What can be gained from access to the Global Findex microdata? Well, the dataset includes indicators on accounts, payments, savings, credit, and risk-management – over 40 variables in all. And, for the first time, we’re releasing data on the self-reported barriers to account ownership (for example, 41 percent of unbanked adults in Bolivia cite high cost as a reason for not owning an account). The micro dataset also contains covariates on the gender, age, education level, and income of the respondents.

Access to the raw data (country-level data released in April) gives researchers, policy makers, and connoisseurs of financial inclusion the freedom to perform their own research, or just find a specific statistic, such as “What percent of account holders over age 65 in Eastern Europe and Central Asia report using their account to receive government payments?” (46%).

The data can also be merged with other World Bank datasets such as the Global Payment Systems Survey (GPSS) to facilitate a deeper understanding of how different financial behaviors and infrastructures fit together. For example, our new paper co-authored with Franklin Allen and Sole Martinez Peria uses the Global Findex microdata and GPSS data and finds that greater ownership and use of accounts (e.g. for savings) is associated with a better enabling environment for accessing financial services, such as lower banking costs. Furthermore, unbanked adults are less likely to report cost or distance as a barrier to account ownership in countries with lower costs of opening and maintaining an account.

We encourage you to view and download the data yourself through theGlobal Findex homepage or directly from the microdata catalogue.

The Global Findex data were collected by Gallup, Inc. using the Gallup World Poll Survey. The Research Group is building the database with a 10-year grant from the Bill and Melinda Gates Foundation.

For more information see:
Asli Demirguc-Kunt and Leora Klapper, 2012, "Measuring Financial Inclusion: The Global Findex", World Bank Policy Research Working Paper 6025.

Allen, Franklin, Asli Demirguc-Kunt, Leora Klapper, and Maria Soledad Martinez Peria, 2012, "The Foundations of Financial Inclusion: Understanding Ownership and Use of Formal Accounts", World Bank Policy Research Working Paper 6290.

Antonina Redko
December 19, 2012
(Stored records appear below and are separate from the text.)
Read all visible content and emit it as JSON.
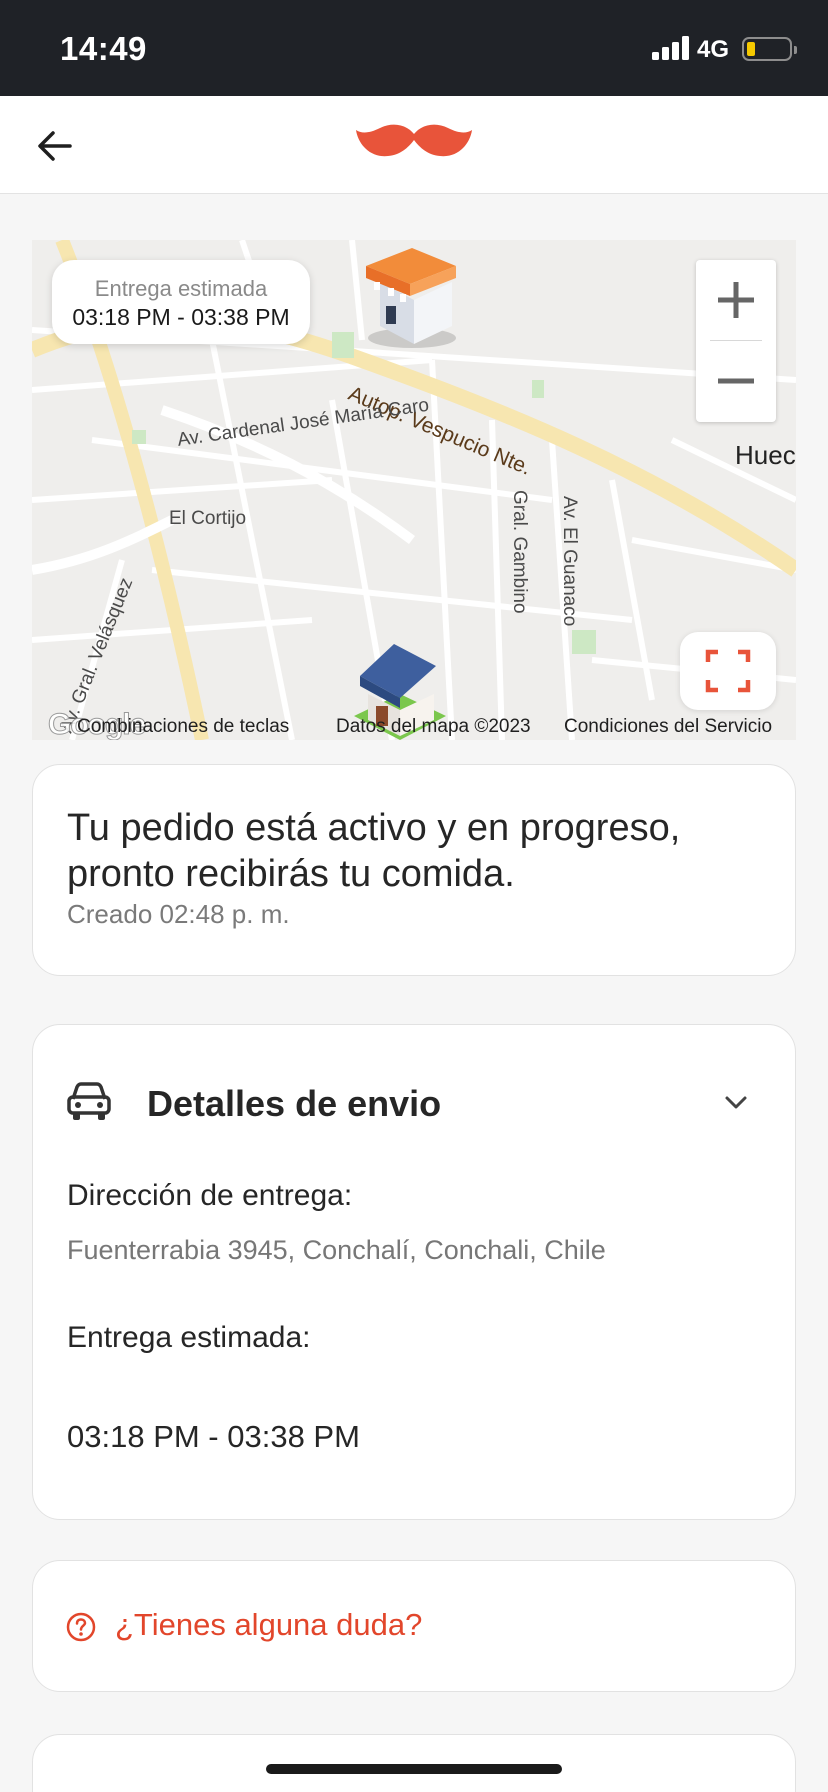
{
  "status_bar": {
    "time": "14:49",
    "network": "4G"
  },
  "header": {
    "logo": "mustache-logo"
  },
  "map": {
    "eta_label": "Entrega estimada",
    "eta_value": "03:18 PM - 03:38 PM",
    "streets": {
      "autop": "Autop. Vespucio Nte.",
      "cardenal": "Av. Cardenal José María Caro",
      "cortijo": "El Cortijo",
      "gambino": "Gral. Gambino",
      "guanaco": "Av. El Guanaco",
      "velasquez": "Av. Gral. Velásquez",
      "huec": "Huec"
    },
    "google": "Google",
    "attributions": {
      "keys": "Combinaciones de teclas",
      "data": "Datos del mapa ©2023",
      "terms": "Condiciones del Servicio"
    },
    "accent": "#e8543a"
  },
  "order_status": {
    "message": "Tu pedido está activo y en progreso, pronto recibirás tu comida.",
    "created": "Creado 02:48 p. m."
  },
  "shipping": {
    "title": "Detalles de envio",
    "address_label": "Dirección de entrega:",
    "address": "Fuenterrabia 3945, Conchalí, Conchali, Chile",
    "eta_label": "Entrega estimada:",
    "eta": "03:18 PM - 03:38 PM"
  },
  "help": {
    "label": "¿Tienes alguna duda?",
    "color": "#e2462b"
  }
}
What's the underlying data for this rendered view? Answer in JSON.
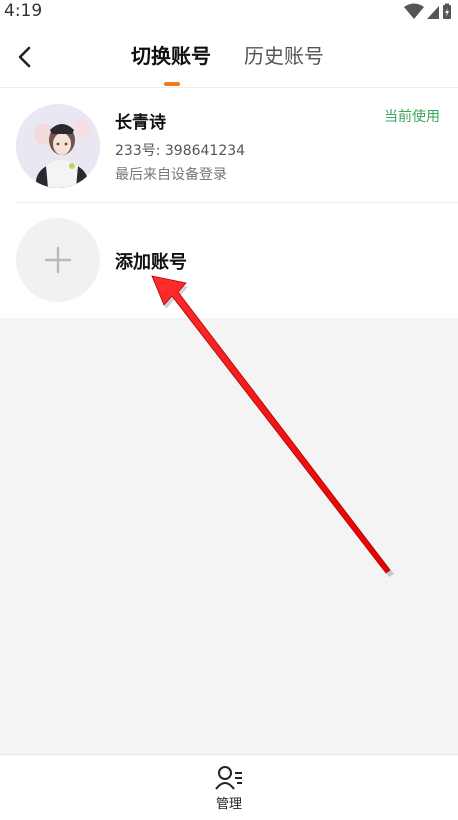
{
  "status_bar": {
    "time": "4:19",
    "icons": [
      "wifi-icon",
      "signal-icon",
      "battery-charging-icon"
    ]
  },
  "header": {
    "back_icon": "chevron-left-icon",
    "tabs": [
      {
        "label": "切换账号",
        "active": true
      },
      {
        "label": "历史账号",
        "active": false
      }
    ],
    "accent_color": "#f07a1c"
  },
  "accounts": [
    {
      "name": "长青诗",
      "id_text": "233号: 398641234",
      "login_text": "最后来自设备登录",
      "badge": "当前使用",
      "badge_color": "#3ba55c"
    }
  ],
  "add_account": {
    "label": "添加账号",
    "icon": "plus-icon"
  },
  "bottom_bar": {
    "manage_label": "管理",
    "manage_icon": "user-manage-icon"
  }
}
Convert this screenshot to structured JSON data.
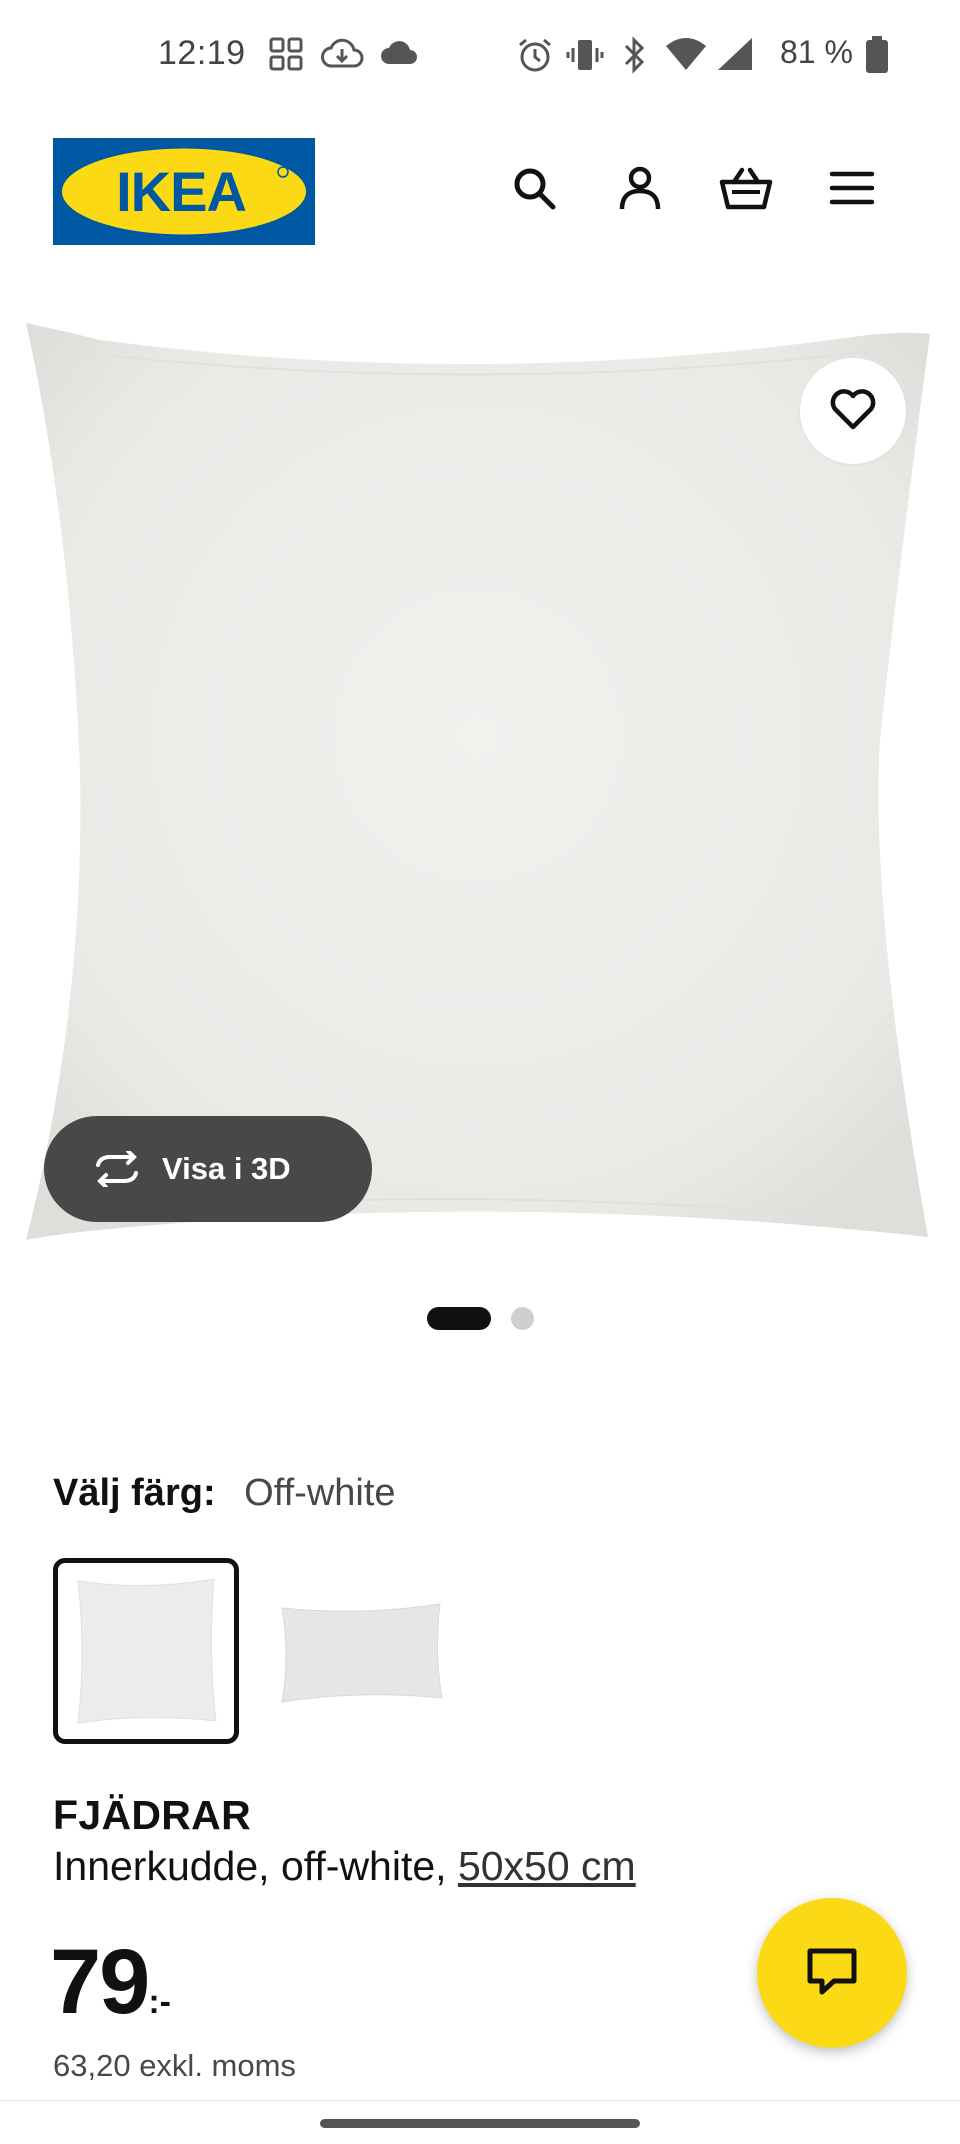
{
  "status_bar": {
    "time": "12:19",
    "battery_percent": "81 %",
    "icons": [
      "gallery-icon",
      "cloud-download-icon",
      "cloud-icon",
      "alarm-icon",
      "vibrate-icon",
      "bluetooth-icon",
      "wifi-icon",
      "signal-icon",
      "battery-icon"
    ]
  },
  "header": {
    "logo_text": "IKEA",
    "logo_colors": {
      "blue": "#0058A3",
      "yellow": "#FBD914"
    },
    "icons": [
      "search-icon",
      "account-icon",
      "cart-icon",
      "menu-icon"
    ]
  },
  "gallery": {
    "view_3d_label": "Visa i 3D",
    "active_slide": 1,
    "slide_count": 2
  },
  "color_selector": {
    "label": "Välj färg:",
    "value": "Off-white",
    "selected_index": 0
  },
  "product": {
    "name": "FJÄDRAR",
    "description": "Innerkudde, off-white, ",
    "size": "50x50 cm",
    "price_integer": "79",
    "price_suffix": ":-",
    "price_excl_vat": "63,20 exkl. moms"
  },
  "colors": {
    "accent_yellow": "#FBD914",
    "dark_button": "#484848"
  }
}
Recently I visited Kazakhstan and Moldova and was pleasantly surprised at the great number of ATMs in big cities, and the fact that debit cards are making their way into consumer wallets. (Credit cards are not in wide use, though). But still quite a big difference compared to just five years ago. I looked at the variables in the Findex catalog and the numbers tell the same story. For example, Kazakhstan Findex 2011 dataset shows that 31.3 % of respondents said they have a debit card, and only 8.6 % answered they have a credit card. Making these raw datasets open allows researches and journalists shape their narrative about consumers' financial habits and share these findings either through media outlets or scientific papers. According to DEC press-release, the data will be updated in 2014 and 2017. It will be interesting to study and compare changes in consumer behavior.